But the neatest thing I learned about Fats was that one night in 1926, he was kidnapped by gangsters, hustled into a car, and driven to a speakeasy.  Once inside, he was brought to a piano and told at gunpoint  to play.  Turns out the answer to "Why was Fats Waller kidnapped" is that it was Al Capone's birthday party he had been "invited" to play at.  It is said he emerged three days later dead drunk, extremely tired, and thousands of dollars in tips richer.

"Just between us, it's good work if you can get it!"

Three songs enter the top ten, three fall out.  The droppers are Candida (3 to 15), (I Know I'm) Losing You (8 to 18), and Snowbird (10 to 26).

Look What They've Done To My Song, Ma!  They moved it from 11 to 10 for the New Seekers.

Three Dog Night holds at 9 with Out In The Country.

The Kinks dance up 6 to #8 with Lola.

James Taylor moves from 15 to 7 with Fire And Rain.

Sugarloaf moves from 7 to 6 with Green Eyed Lady.

R Dean Taylor sneaks up to 5, up one, with Indiana Wants Me.

Free also comes up one to 4 with All Right Now.

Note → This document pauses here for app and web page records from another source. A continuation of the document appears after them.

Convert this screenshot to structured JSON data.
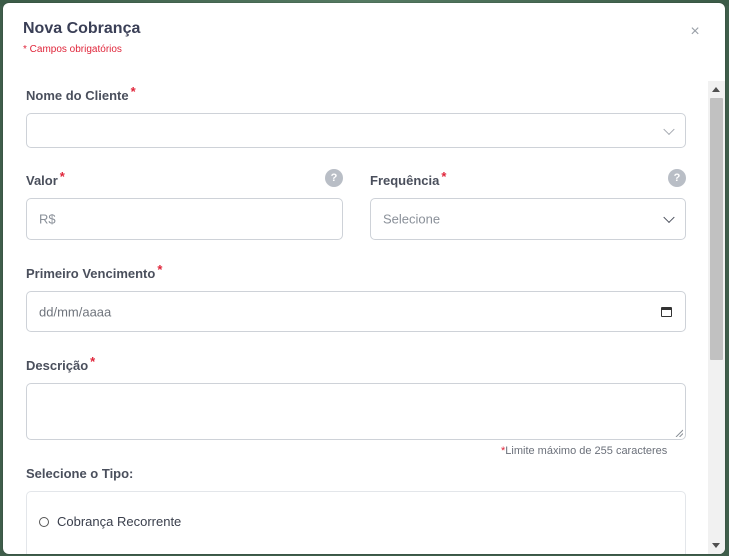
{
  "modal": {
    "title": "Nova Cobrança",
    "required_note": "* Campos obrigatórios",
    "close_symbol": "×"
  },
  "form": {
    "cliente": {
      "label": "Nome do Cliente",
      "required": "*",
      "value": ""
    },
    "valor": {
      "label": "Valor",
      "required": "*",
      "placeholder": "R$",
      "help": "?"
    },
    "frequencia": {
      "label": "Frequência",
      "required": "*",
      "selected": "Selecione",
      "help": "?"
    },
    "vencimento": {
      "label": "Primeiro Vencimento",
      "required": "*",
      "placeholder": "dd/mm/aaaa"
    },
    "descricao": {
      "label": "Descrição",
      "required": "*",
      "value": "",
      "limit_star": "*",
      "limit_text": "Limite máximo de 255 caracteres"
    },
    "tipo": {
      "label": "Selecione o Tipo:",
      "option_1": "Cobrança Recorrente"
    }
  },
  "colors": {
    "required": "#e0253a",
    "title": "#3a3f56",
    "border": "#ced2d8"
  }
}
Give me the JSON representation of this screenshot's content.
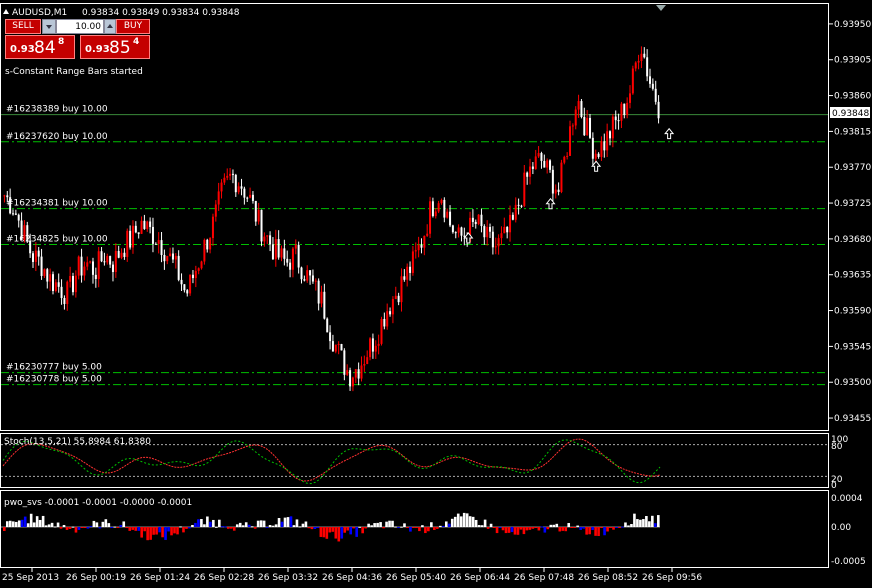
{
  "header": {
    "symbol": "AUDUSD,M1",
    "ohlc": "0.93834 0.93849 0.93834 0.93848",
    "status_message": "s-Constant Range Bars started"
  },
  "trade_panel": {
    "sell_label": "SELL",
    "buy_label": "BUY",
    "lot_value": "10.00",
    "sell_price": {
      "prefix": "0.93",
      "big": "84",
      "sup": "8"
    },
    "buy_price": {
      "prefix": "0.93",
      "big": "85",
      "sup": "4"
    }
  },
  "orders": [
    {
      "label": "#16238389 buy 10.00",
      "price": 0.93836,
      "style": "solid"
    },
    {
      "label": "#16237620 buy 10.00",
      "price": 0.93802,
      "style": "dashdot"
    },
    {
      "label": "#16234381 buy 10.00",
      "price": 0.93718,
      "style": "dashdot"
    },
    {
      "label": "#16234825 buy 10.00",
      "price": 0.93673,
      "style": "dashdot"
    },
    {
      "label": "#16230777 buy 5.00",
      "price": 0.93512,
      "style": "dashdot"
    },
    {
      "label": "#16230778 buy 5.00",
      "price": 0.93497,
      "style": "dashdot"
    }
  ],
  "current_price_label": "0.93848",
  "price_axis": [
    "0.93950",
    "0.93905",
    "0.93860",
    "0.93815",
    "0.93770",
    "0.93725",
    "0.93680",
    "0.93635",
    "0.93590",
    "0.93545",
    "0.93500",
    "0.93455"
  ],
  "time_axis": [
    "25 Sep 2013",
    "26 Sep 00:19",
    "26 Sep 01:24",
    "26 Sep 02:28",
    "26 Sep 03:32",
    "26 Sep 04:36",
    "26 Sep 05:40",
    "26 Sep 06:44",
    "26 Sep 07:48",
    "26 Sep 08:52",
    "26 Sep 09:56"
  ],
  "stoch": {
    "title": "Stoch(13,5,21) 55.8984 61.8380",
    "axis": [
      "100",
      "80",
      "20",
      "0"
    ]
  },
  "pwo": {
    "title": "pwo_svs -0.0001 -0.0001 -0.0000 -0.0001",
    "axis": [
      "0.0004",
      "0.00",
      "-0.0005"
    ]
  },
  "colors": {
    "background": "#000000",
    "bull": "#ff0000",
    "bear": "#ffffff",
    "order_line": "#00c000",
    "stoch_main": "#00c000",
    "stoch_signal": "#ff3030",
    "pwo_pos": "#ffffff",
    "pwo_neg": "#ff0000",
    "pwo_accent": "#0000ff"
  },
  "chart_data": {
    "type": "candlestick",
    "ylim": [
      0.9344,
      0.93975
    ],
    "closes": [
      0.93735,
      0.9372,
      0.9369,
      0.9366,
      0.9365,
      0.9363,
      0.9362,
      0.9361,
      0.9364,
      0.9365,
      0.9364,
      0.9366,
      0.9365,
      0.9367,
      0.9368,
      0.937,
      0.9369,
      0.9368,
      0.9366,
      0.9364,
      0.9361,
      0.9364,
      0.9367,
      0.937,
      0.9374,
      0.9376,
      0.9375,
      0.9373,
      0.937,
      0.9368,
      0.9366,
      0.9365,
      0.9366,
      0.9364,
      0.9362,
      0.936,
      0.9356,
      0.9353,
      0.9351,
      0.9352,
      0.9354,
      0.9356,
      0.9359,
      0.9361,
      0.9363,
      0.9365,
      0.9368,
      0.9372,
      0.9374,
      0.937,
      0.9368,
      0.9369,
      0.937,
      0.9368,
      0.9367,
      0.9368,
      0.937,
      0.9374,
      0.9377,
      0.9378,
      0.9376,
      0.9374,
      0.938,
      0.9386,
      0.9382,
      0.9379,
      0.938,
      0.9382,
      0.9384,
      0.9387,
      0.9393,
      0.9388,
      0.93848
    ],
    "markers": [
      {
        "index": 51,
        "price": 0.93695
      },
      {
        "index": 60,
        "price": 0.93738
      },
      {
        "index": 65,
        "price": 0.93785
      },
      {
        "index": 73,
        "price": 0.93826
      }
    ]
  }
}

Which brings us to the six degrees contestant.

Cracklin' Rosie, which drops from the top spot to #3, was named for a wine popular with a Canadian first peoples ("native Americans") tribe.  A nickname for a sparkling rosé, the song Neil wrote after he heard about it was off his world-music lp Tap Root Manuscript.  This album contained one song not written by Neil- He Ain't Heavy, He's My Brother, which the Hollies had a big hit with.  This song was written by Bob Russell (who also penned the lyrics to the old standard Sentimental Journey) and Bobby Scott.  The pair were brought together (in Russell's last dying days) by a songwriter named Johnny Mercer (which is the answer to "How do we connect Neil Diamond to Andy Williams..." oops! Let the cat out of the bag).   Mercer was a composer of an estimated 1,500 songs from early standards such as Hooray For Hollywood, Jeepers Creepers, and Tangerine, to later crooner ballads such as Frank Sinatra's Summer Wind, as well as Days Of Wine And Roses and Moon River for... Andy Williams.

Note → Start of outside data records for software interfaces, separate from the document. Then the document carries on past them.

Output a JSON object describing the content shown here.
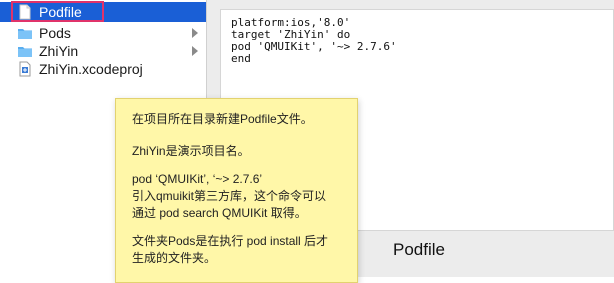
{
  "sidebar": {
    "items": [
      {
        "label": "Podfile",
        "icon": "document-icon"
      },
      {
        "label": "Pods",
        "icon": "folder-icon"
      },
      {
        "label": "ZhiYin",
        "icon": "folder-icon"
      },
      {
        "label": "ZhiYin.xcodeproj",
        "icon": "xcodeproj-icon"
      }
    ],
    "selection_color": "#1a5fd6",
    "highlight_color": "#e0336a"
  },
  "preview": {
    "code_lines": [
      "platform:ios,'8.0'",
      "target 'ZhiYin' do",
      "pod 'QMUIKit', '~> 2.7.6'",
      "end"
    ],
    "caption": "Podfile"
  },
  "note": {
    "lines": [
      "在项目所在目录新建Podfile文件。",
      "ZhiYin是演示项目名。",
      "pod ‘QMUIKit’, ‘~> 2.7.6’",
      "引入qmuikit第三方库，这个命令可以",
      "通过 pod search QMUIKit 取得。",
      "文件夹Pods是在执行 pod install 后才",
      "生成的文件夹。"
    ],
    "background": "#fff7a8"
  }
}
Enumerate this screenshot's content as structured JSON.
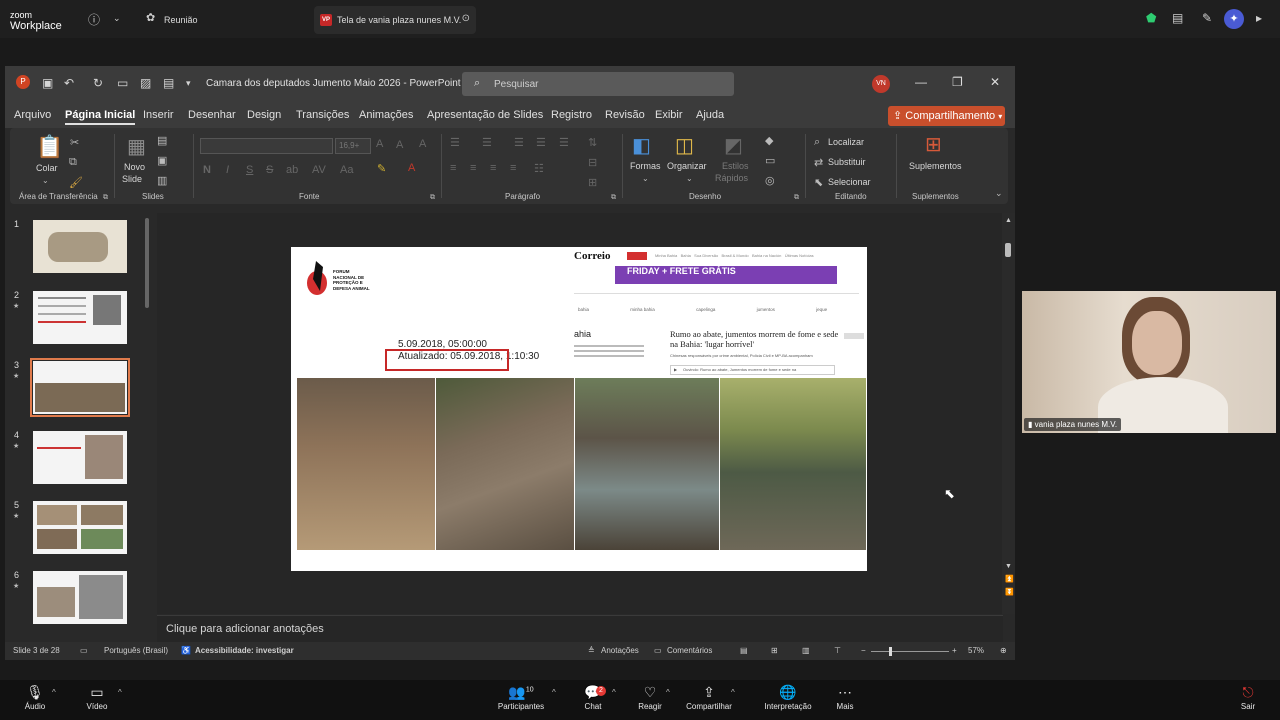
{
  "zoom": {
    "logo_line1": "zoom",
    "logo_line2": "Workplace",
    "meeting_label": "Reunião",
    "share_tab_badge": "VP",
    "share_tab_title": "Tela de vania plaza nunes M.V.",
    "shield_color": "#2ecc71"
  },
  "ppt": {
    "doc_title": "Camara dos deputados Jumento Maio 2026  -  PowerPoint",
    "search_placeholder": "Pesquisar",
    "user_initials": "VN",
    "menu": [
      "Arquivo",
      "Página Inicial",
      "Inserir",
      "Desenhar",
      "Design",
      "Transições",
      "Animações",
      "Apresentação de Slides",
      "Registro",
      "Revisão",
      "Exibir",
      "Ajuda"
    ],
    "share_label": "Compartilhamento",
    "accent": "#c94f2c",
    "ribbon": {
      "colar": "Colar",
      "novo": "Novo",
      "slide": "Slide",
      "font_size": "16,9+",
      "formas": "Formas",
      "organizar": "Organizar",
      "estilos": "Estilos",
      "rapidos": "Rápidos",
      "localizar": "Localizar",
      "substituir": "Substituir",
      "selecionar": "Selecionar",
      "suplementos": "Suplementos",
      "groups": {
        "area": "Área de Transferência",
        "slides": "Slides",
        "fonte": "Fonte",
        "paragrafo": "Parágrafo",
        "desenho": "Desenho",
        "editando": "Editando",
        "suplementos": "Suplementos"
      }
    },
    "thumbs": [
      "1",
      "2",
      "3",
      "4",
      "5",
      "6"
    ],
    "slide": {
      "org_lines": [
        "FORUM",
        "NACIONAL DE",
        "PROTEÇÃO E",
        "DEFESA ANIMAL"
      ],
      "brand": "Correio",
      "banner": "FRIDAY  + FRETE GRÁTIS",
      "nav": [
        "Minha Bahia",
        "Bahia",
        "Sua Diversão",
        "Brasil & Mundo",
        "Bahia na Nación",
        "Últimas Notícias"
      ],
      "subnav": [
        "bahia",
        "minha bahia",
        "capelinga",
        "jumentos",
        "jeque"
      ],
      "section": "ahia",
      "date1": "5.09.2018, 05:00:00",
      "date2": "Atualizado: 05.09.2018,  1:10:30",
      "headline": "Rumo ao abate, jumentos morrem de fome e sede na Bahia: 'lugar horrível'",
      "sub": "Chinesas responsáveis por crime ambiental, Polícia Civil e MP-BA acompanham",
      "audio": "Ouvindo: Rumo ao abate, Jumentos morrem de fome e sede na"
    },
    "notes": "Clique para adicionar anotações",
    "status": {
      "slide": "Slide 3 de 28",
      "lang": "Português (Brasil)",
      "access": "Acessibilidade: investigar",
      "notes": "Anotações",
      "comments": "Comentários",
      "zoom": "57%"
    }
  },
  "webcam": {
    "name": "vania plaza nunes M.V."
  },
  "toolbar": {
    "audio": "Áudio",
    "video": "Vídeo",
    "participants": "Participantes",
    "participants_count": "10",
    "chat": "Chat",
    "chat_badge": "2",
    "react": "Reagir",
    "share": "Compartilhar",
    "interp": "Interpretação",
    "more": "Mais",
    "leave": "Sair"
  }
}
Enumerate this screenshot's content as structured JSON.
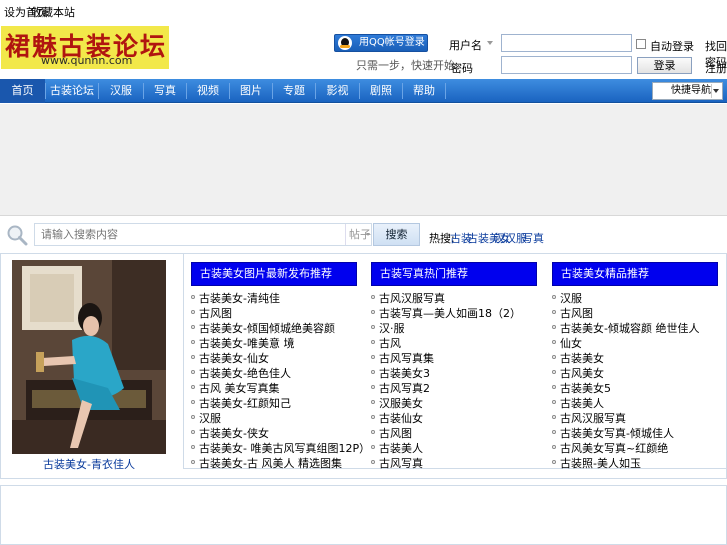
{
  "topbar": {
    "link1": "设为首页",
    "link2": "收藏本站"
  },
  "logo": {
    "brand": "裙魅古装论坛",
    "url": "www.qunnn.com"
  },
  "qq": {
    "login_label": "用QQ帐号登录",
    "subtext": "只需一步，快速开始"
  },
  "login": {
    "user_type": "用户名",
    "password_label": "密码",
    "remember_label": "自动登录",
    "forgot_label": "找回密码",
    "login_button": "登录",
    "register_label": "注册"
  },
  "nav": {
    "items": [
      "首页",
      "古装论坛",
      "汉服",
      "写真",
      "视频",
      "图片",
      "专题",
      "影视",
      "剧照",
      "帮助"
    ],
    "quick_nav": "快捷导航"
  },
  "search": {
    "placeholder": "请输入搜索内容",
    "type": "帖子",
    "button": "搜索",
    "hot_label": "热搜:",
    "hot_terms": [
      "古装",
      "古装美女",
      "汉",
      "汉服",
      "写真"
    ]
  },
  "feature": {
    "caption": "古装美女-青衣佳人"
  },
  "columns": [
    {
      "title": "古装美女图片最新发布推荐",
      "items": [
        "古装美女-清纯佳",
        "古风图",
        "古装美女-倾国倾城绝美容颜",
        "古装美女-唯美意 境",
        "古装美女-仙女",
        "古装美女-绝色佳人",
        "古风 美女写真集",
        "古装美女-红颜知己",
        "汉服",
        "古装美女-侠女",
        "古装美女- 唯美古风写真组图12P）",
        "古装美女-古 风美人 精选图集"
      ]
    },
    {
      "title": "古装写真热门推荐",
      "items": [
        "古风汉服写真",
        "古装写真—美人如画18（2）",
        "汉·服",
        "古风",
        "古风写真集",
        "古装美女3",
        "古风写真2",
        "汉服美女",
        "古装仙女",
        "古风图",
        "古装美人",
        "古风写真"
      ]
    },
    {
      "title": "古装美女精品推荐",
      "items": [
        "汉服",
        "古风图",
        "古装美女-倾城容颜 绝世佳人",
        "仙女",
        "古装美女",
        "古风美女",
        "古装美女5",
        "古装美人",
        "古风汉服写真",
        "古装美女写真-倾城佳人",
        "古风美女写真~红颜绝",
        "古装照-美人如玉"
      ]
    }
  ]
}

"You can't get away from me THAT easily..."
The Carpenters have built their stairway up to the #2 spot, up 2 with We've Only Just Begun.

And our final question... "Who's the top dog this week?"

The Jackson 5 with I'll Be There!!!!

Remember, check out the MHOF bar at the top and figure out some nominations for next week's show (because frankly, I haven't started to yet)!


  1. MDSAJFOIJUTRLJMGFLKMLK ..... SHARON..JOFIDJLMDSLF.... SHARON!!! That Ozzy show they aired for some time (a lifetime ago) cracked me up whenever he would come in and mummble around and yell Sharon! ha ha.

  2. CWM:
    Nice trip with Mercer and Waller...did not know that about FATS and CAPONE...very interesting.

    If you notice, many of the songs of more recent times seem to climb and fall a LOT more places than those of prior times.
    (a sign of impending ADHD with music?)

    Amazing stuff.

    Keep those hits coming up there.